Iowa forward Patrick McCaffery (22) has improved offensively in almost every metric this season including points per game, field goal percentage, 3-point percentage and more.

Murray will return at some point. When paired with a confident McCaffery, it could create a formidable duo as the Hawkeyes navigate Big Ten play.

"I just feel like I have more of an understanding of what I needed to do to be successful at this level," McCaffery said. "I really worked on my jump shot and I think I made some progress there. I worked on my body and tinkered with a bunch of stuff weight-wise. I decided to stay lighter so I felt faster, but I've really worked on getting stronger and so I'm not going to get moved off my spots (as easily)."

McCaffery credits much of his early success this season to what transpired last year. As a first-time starter, he described himself as a "blank canvas", learning how to perform at the Big Ten level with a large role. His 10.5 point, 3.6 rebound per game campaign was solid, but McCaffery had higher expectations. He said he took about two weeks off after last season but every single day after, he worked on something to improve.

One of them was something that's been a part of his game throughout his life, limiting what he calls "silly shots" or unorthodox shots that oftentimes come off of one foot.

"We try to get him to play off two feet a little bit more," said head coach, and Patrick's dad, Fran McCaffery. "He's done that. That's a fine line because sometimes you've just got to go and you've got to attack, and if you're always playing off two feet, you're not always attacking the basket. But he is making good decisions in terms of when to go, when not to go, go, if it shuts down, find somebody else, make a play for somebody else."

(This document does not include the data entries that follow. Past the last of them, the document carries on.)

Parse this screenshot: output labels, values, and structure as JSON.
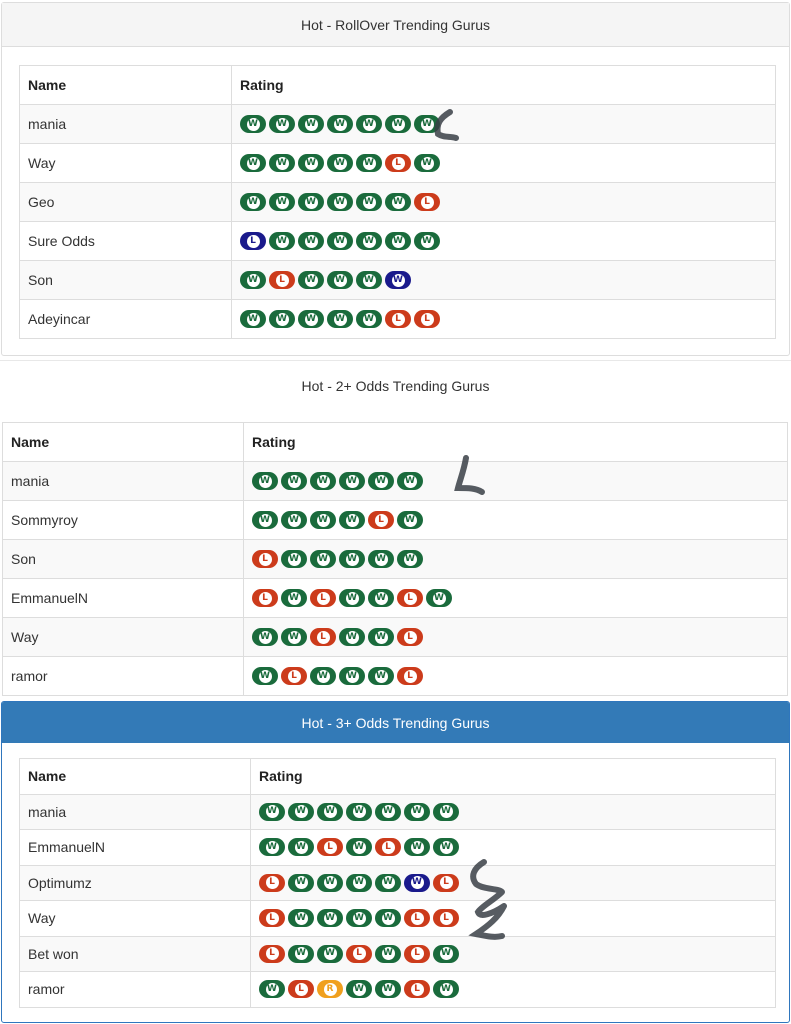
{
  "colors": {
    "win": "#1a6b3c",
    "loss": "#cc3b1b",
    "blue_win": "#1a1a8c",
    "refund": "#f0a01e",
    "panel_accent": "#337ab7"
  },
  "tables": [
    {
      "title": "Hot - RollOver Trending Gurus",
      "col_name": "Name",
      "col_rating": "Rating",
      "rows": [
        {
          "name": "mania",
          "ratings": [
            [
              "W",
              "W"
            ],
            [
              "W",
              "W"
            ],
            [
              "W",
              "W"
            ],
            [
              "W",
              "W"
            ],
            [
              "W",
              "W"
            ],
            [
              "W",
              "W"
            ],
            [
              "W",
              "W"
            ]
          ]
        },
        {
          "name": "Way",
          "ratings": [
            [
              "W",
              "W"
            ],
            [
              "W",
              "W"
            ],
            [
              "W",
              "W"
            ],
            [
              "W",
              "W"
            ],
            [
              "W",
              "W"
            ],
            [
              "L",
              "L"
            ],
            [
              "W",
              "W"
            ]
          ]
        },
        {
          "name": "Geo",
          "ratings": [
            [
              "W",
              "W"
            ],
            [
              "W",
              "W"
            ],
            [
              "W",
              "W"
            ],
            [
              "W",
              "W"
            ],
            [
              "W",
              "W"
            ],
            [
              "W",
              "W"
            ],
            [
              "L",
              "L"
            ]
          ]
        },
        {
          "name": "Sure Odds",
          "ratings": [
            [
              "L",
              "B"
            ],
            [
              "W",
              "W"
            ],
            [
              "W",
              "W"
            ],
            [
              "W",
              "W"
            ],
            [
              "W",
              "W"
            ],
            [
              "W",
              "W"
            ],
            [
              "W",
              "W"
            ]
          ]
        },
        {
          "name": "Son",
          "ratings": [
            [
              "W",
              "W"
            ],
            [
              "L",
              "L"
            ],
            [
              "W",
              "W"
            ],
            [
              "W",
              "W"
            ],
            [
              "W",
              "W"
            ],
            [
              "W",
              "B"
            ]
          ]
        },
        {
          "name": "Adeyincar",
          "ratings": [
            [
              "W",
              "W"
            ],
            [
              "W",
              "W"
            ],
            [
              "W",
              "W"
            ],
            [
              "W",
              "W"
            ],
            [
              "W",
              "W"
            ],
            [
              "L",
              "L"
            ],
            [
              "L",
              "L"
            ]
          ]
        }
      ]
    },
    {
      "title": "Hot - 2+ Odds Trending Gurus",
      "col_name": "Name",
      "col_rating": "Rating",
      "rows": [
        {
          "name": "mania",
          "ratings": [
            [
              "W",
              "W"
            ],
            [
              "W",
              "W"
            ],
            [
              "W",
              "W"
            ],
            [
              "W",
              "W"
            ],
            [
              "W",
              "W"
            ],
            [
              "W",
              "W"
            ]
          ]
        },
        {
          "name": "Sommyroy",
          "ratings": [
            [
              "W",
              "W"
            ],
            [
              "W",
              "W"
            ],
            [
              "W",
              "W"
            ],
            [
              "W",
              "W"
            ],
            [
              "L",
              "L"
            ],
            [
              "W",
              "W"
            ]
          ]
        },
        {
          "name": "Son",
          "ratings": [
            [
              "L",
              "L"
            ],
            [
              "W",
              "W"
            ],
            [
              "W",
              "W"
            ],
            [
              "W",
              "W"
            ],
            [
              "W",
              "W"
            ],
            [
              "W",
              "W"
            ]
          ]
        },
        {
          "name": "EmmanuelN",
          "ratings": [
            [
              "L",
              "L"
            ],
            [
              "W",
              "W"
            ],
            [
              "L",
              "L"
            ],
            [
              "W",
              "W"
            ],
            [
              "W",
              "W"
            ],
            [
              "L",
              "L"
            ],
            [
              "W",
              "W"
            ]
          ]
        },
        {
          "name": "Way",
          "ratings": [
            [
              "W",
              "W"
            ],
            [
              "W",
              "W"
            ],
            [
              "L",
              "L"
            ],
            [
              "W",
              "W"
            ],
            [
              "W",
              "W"
            ],
            [
              "L",
              "L"
            ]
          ]
        },
        {
          "name": "ramor",
          "ratings": [
            [
              "W",
              "W"
            ],
            [
              "L",
              "L"
            ],
            [
              "W",
              "W"
            ],
            [
              "W",
              "W"
            ],
            [
              "W",
              "W"
            ],
            [
              "L",
              "L"
            ]
          ]
        }
      ]
    },
    {
      "title": "Hot - 3+ Odds Trending Gurus",
      "col_name": "Name",
      "col_rating": "Rating",
      "rows": [
        {
          "name": "mania",
          "ratings": [
            [
              "W",
              "W"
            ],
            [
              "W",
              "W"
            ],
            [
              "W",
              "W"
            ],
            [
              "W",
              "W"
            ],
            [
              "W",
              "W"
            ],
            [
              "W",
              "W"
            ],
            [
              "W",
              "W"
            ]
          ]
        },
        {
          "name": "EmmanuelN",
          "ratings": [
            [
              "W",
              "W"
            ],
            [
              "W",
              "W"
            ],
            [
              "L",
              "L"
            ],
            [
              "W",
              "W"
            ],
            [
              "L",
              "L"
            ],
            [
              "W",
              "W"
            ],
            [
              "W",
              "W"
            ]
          ]
        },
        {
          "name": "Optimumz",
          "ratings": [
            [
              "L",
              "L"
            ],
            [
              "W",
              "W"
            ],
            [
              "W",
              "W"
            ],
            [
              "W",
              "W"
            ],
            [
              "W",
              "W"
            ],
            [
              "W",
              "B"
            ],
            [
              "L",
              "L"
            ]
          ]
        },
        {
          "name": "Way",
          "ratings": [
            [
              "L",
              "L"
            ],
            [
              "W",
              "W"
            ],
            [
              "W",
              "W"
            ],
            [
              "W",
              "W"
            ],
            [
              "W",
              "W"
            ],
            [
              "L",
              "L"
            ],
            [
              "L",
              "L"
            ]
          ]
        },
        {
          "name": "Bet won",
          "ratings": [
            [
              "L",
              "L"
            ],
            [
              "W",
              "W"
            ],
            [
              "W",
              "W"
            ],
            [
              "L",
              "L"
            ],
            [
              "W",
              "W"
            ],
            [
              "L",
              "L"
            ],
            [
              "W",
              "W"
            ]
          ]
        },
        {
          "name": "ramor",
          "ratings": [
            [
              "W",
              "W"
            ],
            [
              "L",
              "L"
            ],
            [
              "R",
              "R"
            ],
            [
              "W",
              "W"
            ],
            [
              "W",
              "W"
            ],
            [
              "L",
              "L"
            ],
            [
              "W",
              "W"
            ]
          ]
        }
      ]
    }
  ]
}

Patrick McCaffery admits he's playing under more control this season and it's showing statistically. He's made jumps in points per game (from 10.5 to 13.9), field goal percentage (42% to 45%), 3-point percentage (33% to 36%) and free throw percentage (71% to 81%).

"I can still take those shots if I have to, like a late shot clock situation and there's no other option or whatever," Patrick McCaffery said. "But I I've been trying to kind of eliminate those shots more and take more balanced, high percentage shots and I think it's been good for our team as a whole."

His step forward in experience and decision-making has led to more confident play. This is particularly true in the second half of games. In his last three contests, McCaffery has 36 points on 68% shooting in the second half.

"Maybe in the past if he shot it not as well in the first half, he'd be a little more tentative and conservative," Fran McCaffery said after the Wisconsin game. "I don't want him to be conservative, I want him to be aggressive.

"He missed a couple 3s (in the first half) and he came out firing the second half (19 points), was aggressive, driving the ball, moving without the ball and sprinting in transition."

Iowa men's basketball has a pair of home games before Big Ten play resumes: Saturday against Southeast Missouri and Wednesday against Eastern Illinois. Those two games will be critical for McCaffery to continue his momentum and build more confidence. Constant improvement from him is critical as Iowa seeks another top finish in conference play this year.

"This year I think we all expected more from him," Fran McCaffery said. "He expected more from himself. I think that's really the critical factor. We can all want it for him or think it's coming, but what are his expectations for himself: did he put the time in (during) the spring and summer to be in a position to have those numbers go up? And he did.

"Anytime you have one of your players do that, it makes you proud, and you talk to him about it at the end of the year, these are the things you need to work on, this is what you have to do; they go out and do it, and that's kind of how it's supposed to work."